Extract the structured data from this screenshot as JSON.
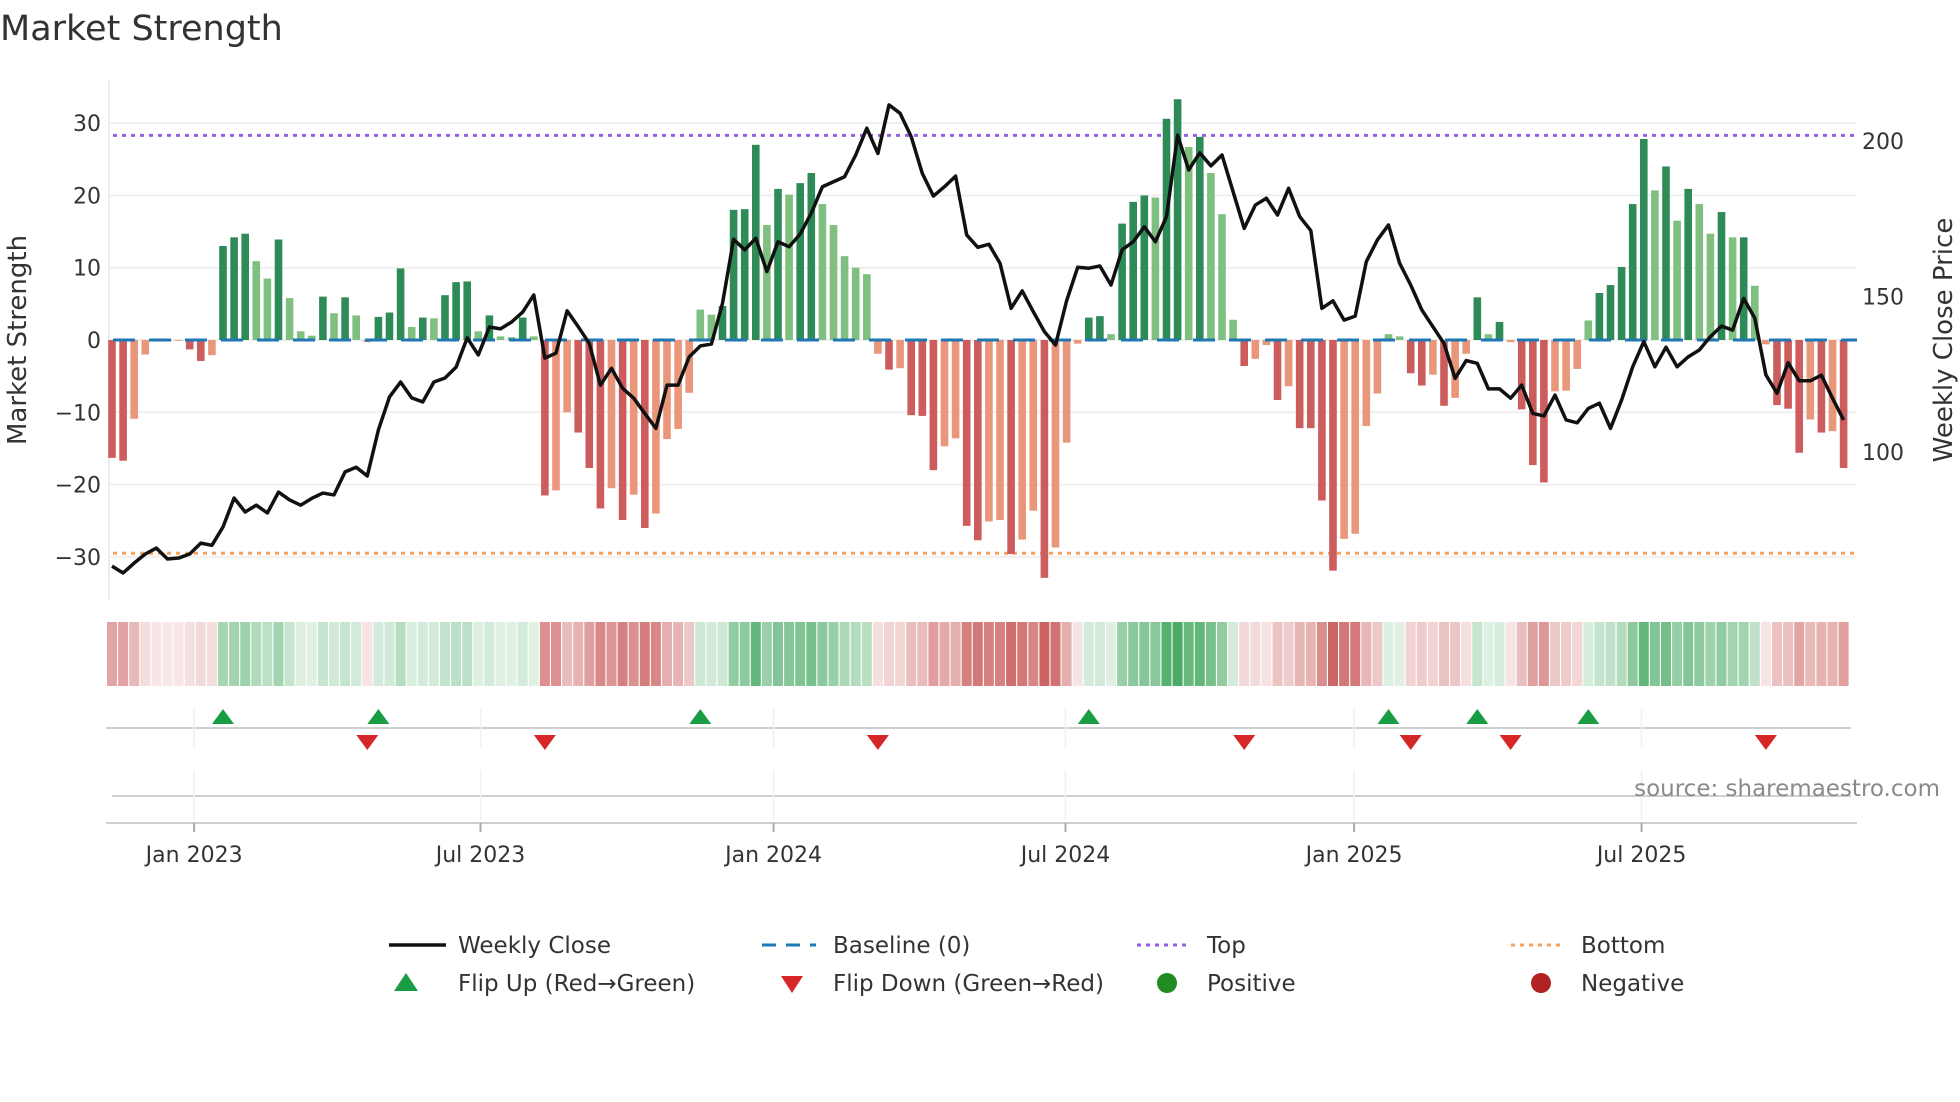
{
  "chart_data": {
    "type": "bar+line",
    "title": "Market Strength",
    "ylabel": "Market Strength",
    "y2label": "Weekly Close Price",
    "ylim": [
      -36,
      36
    ],
    "y2_ticks": [
      "100",
      "150",
      "200"
    ],
    "y_ticks": [
      "30",
      "20",
      "10",
      "0",
      "−10",
      "−20",
      "−30"
    ],
    "y_tick_values": [
      30,
      20,
      10,
      0,
      -10,
      -20,
      -30
    ],
    "y2_tick_values": [
      100,
      150,
      200
    ],
    "top_level": 28.3,
    "bottom_level": -29.5,
    "baseline": 0,
    "x_ticks": [
      {
        "label": "Jan 2023",
        "week": 8.4
      },
      {
        "label": "Jul 2023",
        "week": 34.2
      },
      {
        "label": "Jan 2024",
        "week": 60.6
      },
      {
        "label": "Jul 2024",
        "week": 86.9
      },
      {
        "label": "Jan 2025",
        "week": 112.9
      },
      {
        "label": "Jul 2025",
        "week": 138.8
      }
    ],
    "strength": [
      -16.3,
      -16.7,
      -10.9,
      -2.0,
      -0.2,
      -0.2,
      -0.1,
      -1.3,
      -2.9,
      -2.1,
      13.0,
      14.2,
      14.7,
      10.9,
      8.5,
      13.9,
      5.8,
      1.2,
      0.6,
      6.0,
      3.7,
      5.9,
      3.4,
      -0.3,
      3.2,
      3.8,
      9.9,
      1.8,
      3.1,
      3.0,
      6.2,
      8.0,
      8.1,
      1.2,
      3.4,
      0.5,
      0.4,
      3.1,
      0.5,
      -21.5,
      -20.8,
      -10.0,
      -12.8,
      -17.7,
      -23.3,
      -20.5,
      -24.9,
      -21.4,
      -26.0,
      -24.0,
      -13.7,
      -12.3,
      -7.3,
      4.2,
      3.5,
      4.7,
      18.0,
      18.1,
      27.0,
      15.9,
      20.9,
      20.1,
      21.7,
      23.1,
      18.8,
      15.9,
      11.6,
      10.0,
      9.1,
      -1.9,
      -4.1,
      -3.9,
      -10.4,
      -10.5,
      -18.0,
      -14.7,
      -13.6,
      -25.7,
      -27.7,
      -25.1,
      -24.9,
      -29.6,
      -27.6,
      -23.6,
      -32.9,
      -28.7,
      -14.2,
      -0.5,
      3.1,
      3.3,
      0.8,
      16.1,
      19.1,
      20.0,
      19.7,
      30.6,
      33.3,
      26.7,
      28.1,
      23.1,
      17.4,
      2.8,
      -3.6,
      -2.6,
      -0.7,
      -8.3,
      -6.4,
      -12.2,
      -12.2,
      -22.2,
      -31.9,
      -27.5,
      -26.8,
      -11.9,
      -7.4,
      0.8,
      0.5,
      -4.6,
      -6.3,
      -4.8,
      -9.1,
      -8.0,
      -1.9,
      5.9,
      0.8,
      2.5,
      -0.3,
      -9.6,
      -17.3,
      -19.7,
      -7.1,
      -7.0,
      -4.0,
      2.7,
      6.5,
      7.6,
      10.1,
      18.8,
      27.8,
      20.7,
      24.0,
      16.5,
      20.9,
      18.8,
      14.7,
      17.7,
      14.2,
      14.2,
      7.5,
      -0.6,
      -9.0,
      -9.5,
      -15.6,
      -11.0,
      -12.8,
      -12.6,
      -17.7
    ],
    "weekly_close": [
      63.3,
      61.1,
      64.3,
      67.2,
      69.1,
      65.6,
      65.9,
      67.2,
      70.7,
      70.0,
      75.9,
      85.2,
      80.7,
      82.9,
      80.4,
      87.1,
      84.6,
      82.9,
      85.1,
      86.8,
      86.2,
      93.6,
      95.1,
      92.3,
      107.1,
      117.7,
      122.5,
      117.4,
      116.1,
      122.5,
      123.8,
      127.3,
      136.7,
      131.2,
      140.2,
      139.6,
      141.8,
      145.0,
      150.5,
      130.2,
      131.8,
      145.4,
      140.3,
      134.9,
      121.5,
      126.9,
      120.5,
      117.3,
      112.4,
      107.6,
      121.5,
      121.5,
      130.6,
      134.1,
      134.7,
      147.8,
      168.4,
      165.0,
      168.7,
      158.0,
      167.6,
      166.0,
      170.1,
      176.8,
      185.3,
      186.9,
      188.5,
      195.5,
      204.1,
      196.0,
      211.6,
      208.9,
      201.4,
      189.6,
      182.3,
      185.3,
      188.7,
      169.8,
      165.8,
      166.8,
      160.7,
      146.2,
      151.8,
      145.1,
      138.7,
      134.4,
      148.6,
      159.4,
      159.1,
      159.8,
      153.7,
      165.0,
      167.6,
      172.4,
      167.6,
      175.7,
      201.9,
      190.7,
      196.2,
      192.0,
      195.5,
      183.7,
      171.9,
      179.4,
      181.6,
      176.2,
      184.8,
      175.7,
      171.2,
      146.2,
      148.6,
      142.4,
      143.7,
      161.2,
      168.2,
      173.0,
      160.7,
      153.7,
      145.7,
      140.3,
      134.9,
      123.7,
      129.4,
      128.5,
      120.3,
      120.3,
      117.3,
      121.5,
      112.4,
      111.6,
      118.3,
      110.3,
      109.4,
      114.0,
      115.7,
      107.6,
      116.7,
      127.4,
      135.5,
      127.4,
      133.7,
      127.4,
      130.6,
      132.8,
      137.1,
      140.5,
      139.2,
      149.4,
      143.0,
      124.8,
      118.9,
      128.7,
      122.9,
      122.9,
      124.7,
      117.3,
      110.3
    ],
    "flip_up_weeks": [
      11,
      25,
      54,
      89,
      116,
      124,
      134
    ],
    "flip_down_weeks": [
      24,
      40,
      70,
      103,
      118,
      127,
      150
    ],
    "legend": {
      "weekly_close": "Weekly Close",
      "baseline": "Baseline (0)",
      "top": "Top",
      "bottom": "Bottom",
      "flip_up": "Flip Up (Red→Green)",
      "flip_down": "Flip Down (Green→Red)",
      "positive": "Positive",
      "negative": "Negative"
    },
    "legend_placement": "bottom",
    "source": "source: sharemaestro.com",
    "colors": {
      "green_dark": "#2e8b57",
      "green_light": "#7fbf7f",
      "red_dark": "#cd5c5c",
      "red_light": "#e9967a",
      "top": "#9b5de5",
      "bottom": "#f4a460",
      "baseline": "#1f77b4",
      "flip_up": "#1a9c45",
      "flip_down": "#d62728",
      "positive": "#228b22",
      "negative": "#b22222",
      "line": "#111111"
    }
  }
}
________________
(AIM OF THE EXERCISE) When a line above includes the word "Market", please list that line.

(SOLUTION FOR THIS TASK)
    "title": "Market Strength",
    "ylabel": "Market Strength",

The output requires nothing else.